Animal Law Clinic
The Animal Law Clinic (ALC) at the Center for Animal Law Studies serves as a resource for students, professors, attorneys, organizations, media, and individual clients.
ALC assists organizations and attorneys involved in animal protection litigation, legislation, and policy work. It also researches and analyzes developments in animal protection law. Although ALC focuses on matters of national and international importance, it maintains close connections with the local community and facilitates animal protection progress in Oregon.
As the only year-long clinic dedicated to animal protection issues, ALC provides unique and rewarding clinical experience for students. Through ALC, students develop their legal research, analysis and writing skills while also learning about litigation, negotiation, drafting, and advocacy.

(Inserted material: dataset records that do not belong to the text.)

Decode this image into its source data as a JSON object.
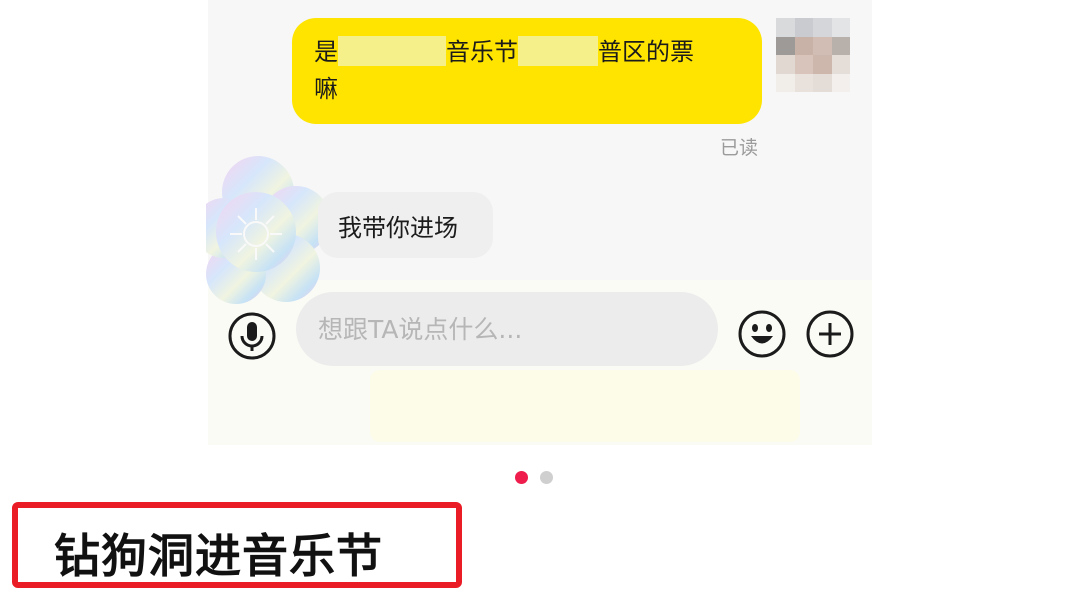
{
  "chat": {
    "sent_message": {
      "prefix": "是",
      "mid": "音乐节",
      "suffix": "普区的票",
      "line2": "嘛"
    },
    "read_status": "已读",
    "received_message": "我带你进场"
  },
  "composer": {
    "placeholder": "想跟TA说点什么..."
  },
  "pagination": {
    "total": 2,
    "current": 1
  },
  "caption": "钻狗洞进音乐节",
  "colors": {
    "sent_bubble": "#ffe400",
    "received_bubble": "#efefef",
    "dot_active": "#ee1d4c",
    "dot_inactive": "#cfcfcf",
    "caption_border": "#ea1c26"
  }
}
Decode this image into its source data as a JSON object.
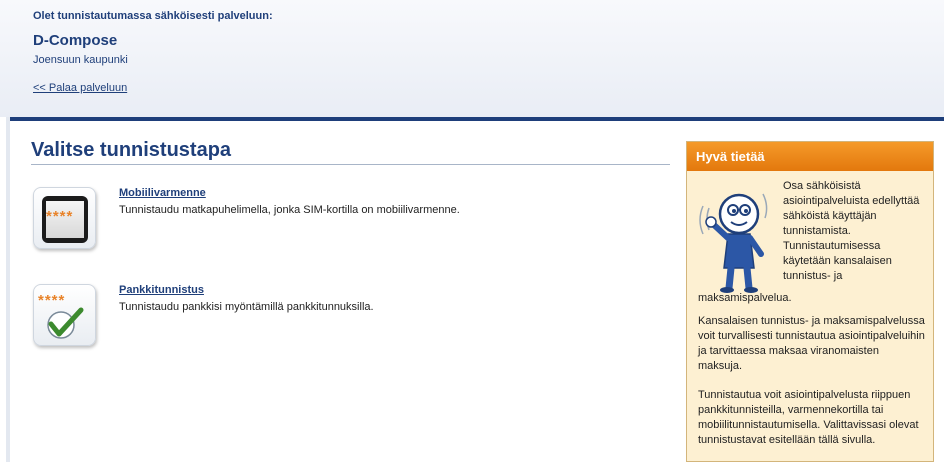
{
  "header": {
    "intro": "Olet tunnistautumassa sähköisesti palveluun:",
    "service_name": "D-Compose",
    "organization": "Joensuun kaupunki",
    "back_link": "<< Palaa palveluun"
  },
  "main": {
    "title": "Valitse tunnistustapa",
    "methods": [
      {
        "title": "Mobiilivarmenne",
        "description": "Tunnistaudu matkapuhelimella, jonka SIM-kortilla on mobiilivarmenne.",
        "icon": "mobile-phone-icon",
        "icon_text": "****"
      },
      {
        "title": "Pankkitunnistus",
        "description": "Tunnistaudu pankkisi myöntämillä pankkitunnuksilla.",
        "icon": "bank-checkmark-icon",
        "icon_text": "****"
      }
    ]
  },
  "sidebar": {
    "title": "Hyvä tietää",
    "p1_a": "Osa sähköisistä asiointipalveluista edellyttää sähköistä käyttäjän tunnistamista. Tunnistautumisessa käytetään kansalaisen tunnistus- ja",
    "p1_b": "maksamispalvelua.",
    "p2": "Kansalaisen tunnistus- ja maksamispalvelussa voit turvallisesti tunnistautua asiointipalveluihin ja tarvittaessa maksaa viranomaisten maksuja.",
    "p3": "Tunnistautua voit asiointipalvelusta riippuen pankkitunnisteilla, varmennekortilla tai mobiilitunnistautumisella. Valittavissasi olevat tunnistustavat esitellään tällä sivulla.",
    "mascot_icon": "waving-mascot-icon"
  },
  "colors": {
    "brand_blue": "#1f3f7a",
    "accent_orange": "#e8832a",
    "sidebar_bg": "#fdf0d2"
  }
}
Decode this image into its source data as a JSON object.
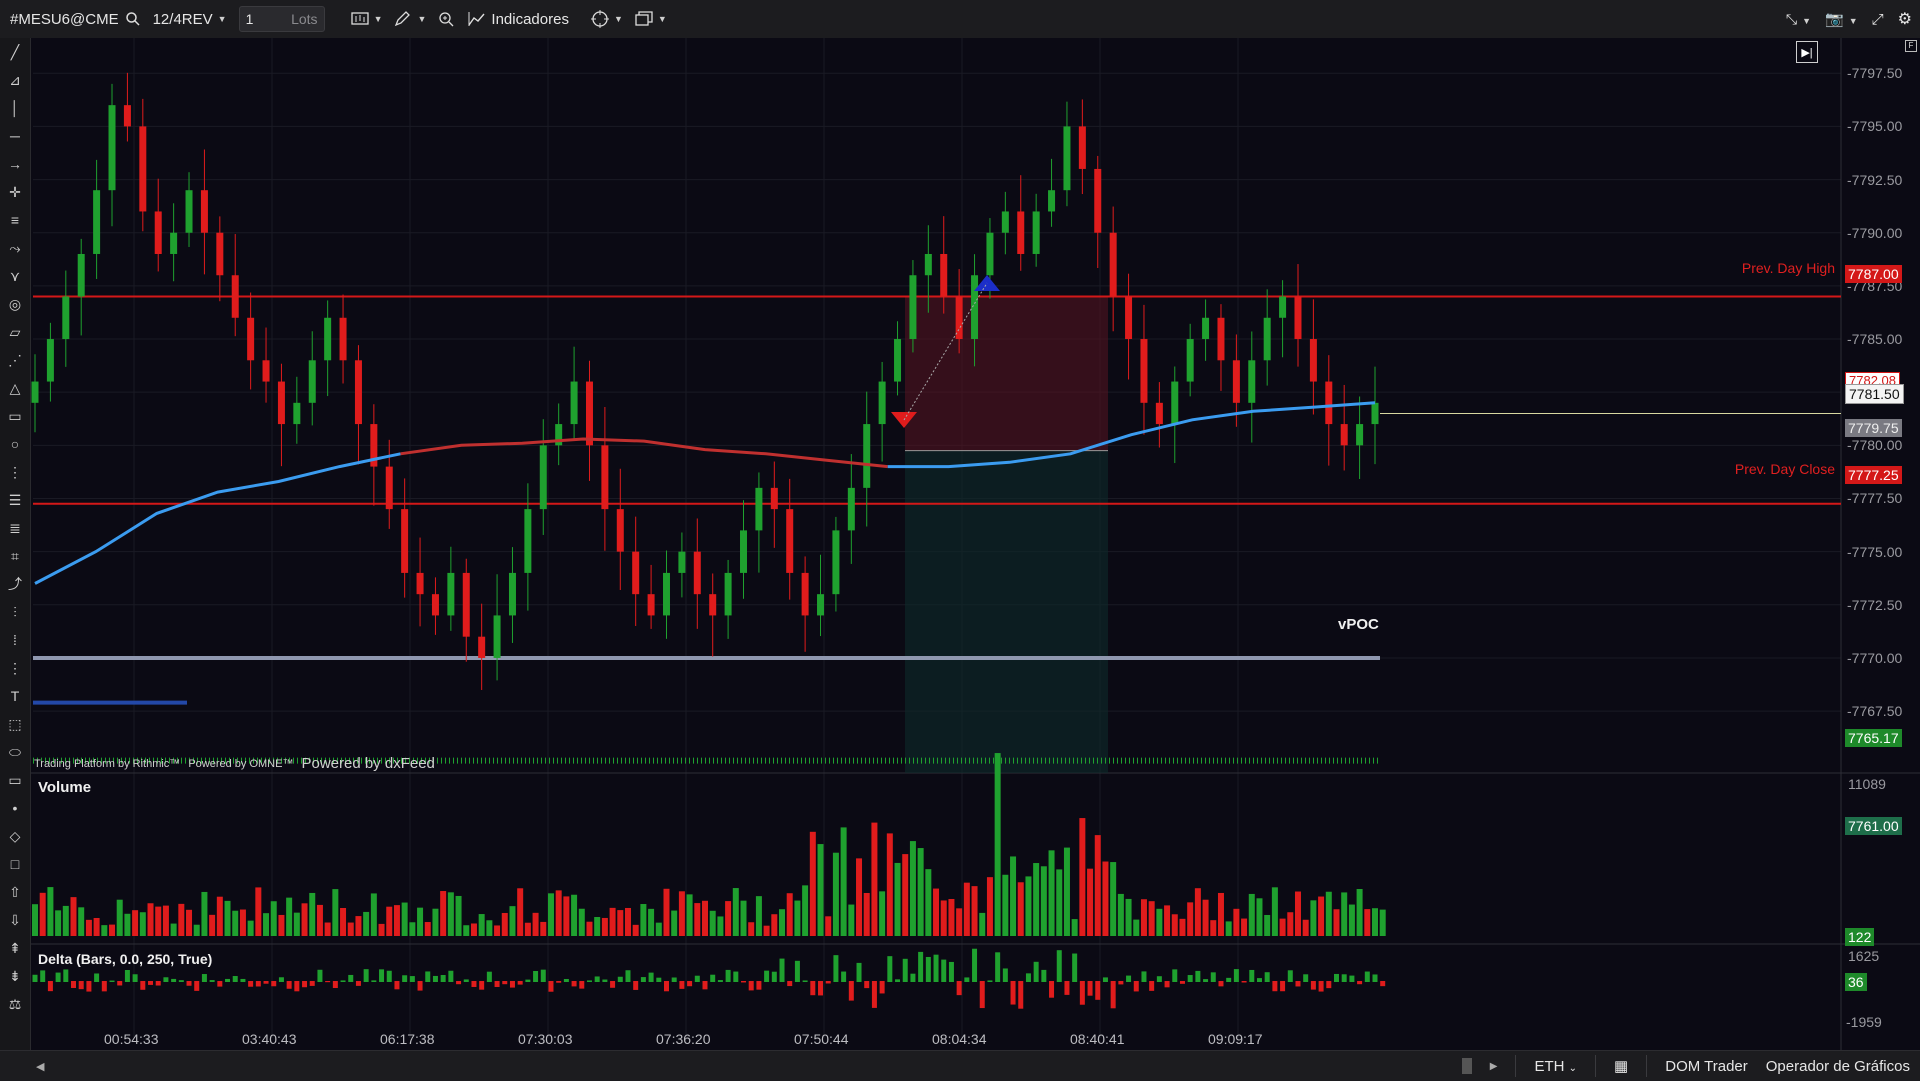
{
  "toolbar": {
    "symbol": "#MESU6@CME",
    "period": "12/4REV",
    "quantity": "1",
    "quantity_unit": "Lots",
    "indicators_label": "Indicadores"
  },
  "left_tools": [
    "line-icon",
    "angle-icon",
    "vertical-line-icon",
    "horizontal-line-icon",
    "arrow-line-icon",
    "cross-icon",
    "lines-icon",
    "curve-icon",
    "pitchfork-icon",
    "target-icon",
    "ruler-icon",
    "fib-icon",
    "triangle-icon",
    "rectangle-icon",
    "ellipse-icon",
    "fib-fan-icon",
    "fib-levels-icon",
    "fib-ext-icon",
    "gann-icon",
    "regression-icon",
    "bars-icon",
    "select-icon",
    "dots-icon",
    "text-icon",
    "tag-icon",
    "callout-icon",
    "note-icon",
    "dot-icon",
    "diamond-icon",
    "square-icon",
    "arrow-up-icon",
    "arrow-down-icon",
    "sort-asc-icon",
    "sort-desc-icon",
    "scale-icon"
  ],
  "price_panel": {
    "axis_ticks": [
      "7797.50",
      "7795.00",
      "7792.50",
      "7790.00",
      "7787.50",
      "7785.00",
      "7782.50",
      "7780.00",
      "7777.50",
      "7775.00",
      "7772.50",
      "7770.00",
      "7767.50"
    ],
    "prev_day_high": {
      "label": "Prev. Day High",
      "value": "7787.00"
    },
    "prev_day_close": {
      "label": "Prev. Day Close",
      "value": "7777.25"
    },
    "tags": {
      "red_upper": "7782.08",
      "last": "7781.50",
      "gray": "7779.75",
      "green": "7765.17"
    },
    "vpoc_label": "vPOC",
    "watermark": {
      "rithmic": "Trading Platform by Rithmic™",
      "omne": "Powered by OMNE™",
      "dxfeed": "Powered by dxFeed"
    }
  },
  "volume_panel": {
    "title": "Volume",
    "max_label": "11089",
    "tag_price": "7761.00",
    "tag_current": "122"
  },
  "delta_panel": {
    "title": "Delta (Bars, 0.0, 250, True)",
    "top_label": "1625",
    "bottom_label": "-1959",
    "tag_current": "36"
  },
  "x_axis": [
    "00:54:33",
    "03:40:43",
    "06:17:38",
    "07:30:03",
    "07:36:20",
    "07:50:44",
    "08:04:34",
    "08:40:41",
    "09:09:17"
  ],
  "bottom_bar": {
    "session": "ETH",
    "dom_trader": "DOM Trader",
    "chart_trader": "Operador de Gráficos"
  },
  "colors": {
    "up": "#1fa12f",
    "down": "#e01c1c",
    "vwap": "#3b9cf0",
    "vwap_below": "#c0302f",
    "reference": "#d41818",
    "vpoc": "#9098b0",
    "background": "#0b0a14"
  },
  "chart_data": {
    "type": "candlestick",
    "ylim": [
      7766.0,
      7798.5
    ],
    "reference_lines": [
      {
        "name": "Prev. Day High",
        "y": 7787.0
      },
      {
        "name": "Prev. Day Close",
        "y": 7777.25
      }
    ],
    "vpoc": 7770.0,
    "last_price": 7781.5,
    "price_path": [
      7783,
      7785,
      7787,
      7789,
      7792,
      7796,
      7795,
      7791,
      7789,
      7790,
      7792,
      7790,
      7788,
      7786,
      7784,
      7783,
      7781,
      7782,
      7784,
      7786,
      7784,
      7781,
      7779,
      7777,
      7774,
      7773,
      7772,
      7774,
      7771,
      7770,
      7772,
      7774,
      7777,
      7780,
      7781,
      7783,
      7780,
      7777,
      7775,
      7773,
      7772,
      7774,
      7775,
      7773,
      7772,
      7774,
      7776,
      7778,
      7777,
      7774,
      7772,
      7773,
      7776,
      7778,
      7781,
      7783,
      7785,
      7788,
      7789,
      7787,
      7785,
      7788,
      7790,
      7791,
      7789,
      7791,
      7792,
      7795,
      7793,
      7790,
      7787,
      7785,
      7782,
      7781,
      7783,
      7785,
      7786,
      7784,
      7782,
      7784,
      7786,
      7787,
      7785,
      7783,
      7781,
      7780,
      7781,
      7782
    ],
    "vwap_series": [
      7773.5,
      7775.0,
      7776.8,
      7777.8,
      7778.3,
      7779.0,
      7779.6,
      7780.0,
      7780.1,
      7780.3,
      7780.2,
      7779.8,
      7779.6,
      7779.3,
      7779.0,
      7779.0,
      7779.2,
      7779.6,
      7780.5,
      7781.2,
      7781.6,
      7781.8,
      7782.0
    ],
    "volume_max": 11089,
    "delta_range": [
      -1959,
      1625
    ]
  }
}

ALC provides a valuable resource for students to gain real-world experience
ALC students conduct research, represent clients, work on clinic projects, and with attorneys outside the clinic to develop the field of animal law and encourage consideration of the interests of animals in legal decision making. Their work includes research, transactional work, litigation, and strategic planning. Where possible, students also shadow local lawyers, work with lawyer partners around the country, observe legal proceedings, and conduct field work to better understand the problems facing animals.
The ALC is a year-long course for which students will earn 6 credits. Students participate in a weekly 2-hour class covering substantive issues and lawyering skills, meet weekly with the clinic faculty to discuss their work, and spend an average of 8-10 hours per week on clinic work. Students must take Animal Law 449 as either a pre-requisite or co-requisite for the ALC.
The ALC is a credit/no credit course with no final examination or paper requirement. While the clinic will not include a separate ethics portion for credit, students will be exposed to and will learn about professionalism and ethics critical to being an effective legal advocate. Students are encouraged to obtain certification, but it is not required.
Currently, the ALC is working on the regulatory barriers to alternatives to animal testing, and determining how best to address some of the problems resulting from factory farming. Additionally, the clinic is working with the Oregon Humane Society to determine the origins and scope of its authority; and with the County Attorney’s Office to consider changes in the procedural rules for dangerous dog hearings.
The ALC hopes to collaborate with the other clinics at Lewis & Clark to enhance the work of the clinics and the experiences available to the students. In furtherance of this goal, the ALC is working with the Small Business Legal Clinic on a project to form a tax-exempt non-profit organization for a client whose mission is to stop the slaughter of chimpanzees in Cameroon as part of that country’s bushmeat trade. The ALC is exploring the potential of working with the Pacific Environmental Advocacy Center on factory farms and with the International Environmental Law Project regarding the regulations of dolphins in petting pools.
For further information, please contact Animal Law Clinic Director, Professor Kathy Hessler, at firstname.lastname@example.org.
- More information about Lewis & Clark’s animal law curriculum.
- Read Professor Hessler’s recent article, The Role of the Animal Law Clinic, 60 J.LEGAL EDUC 263 (2010).
- View Professor Hessler’s complete bio.
- Animal Law Clinic Report to ODA: T he Animal Law Clinic was asked to evaluate the Oregon Department of Agriculture’s (ODA) handling of the state’s National Pollutant Discharge Elimination System (NPDES) program with respect to Concentrated Animal Feeding Operations (CAFOs). The Clinic wrote this report as a result of the research and analysis it conducted into this issue.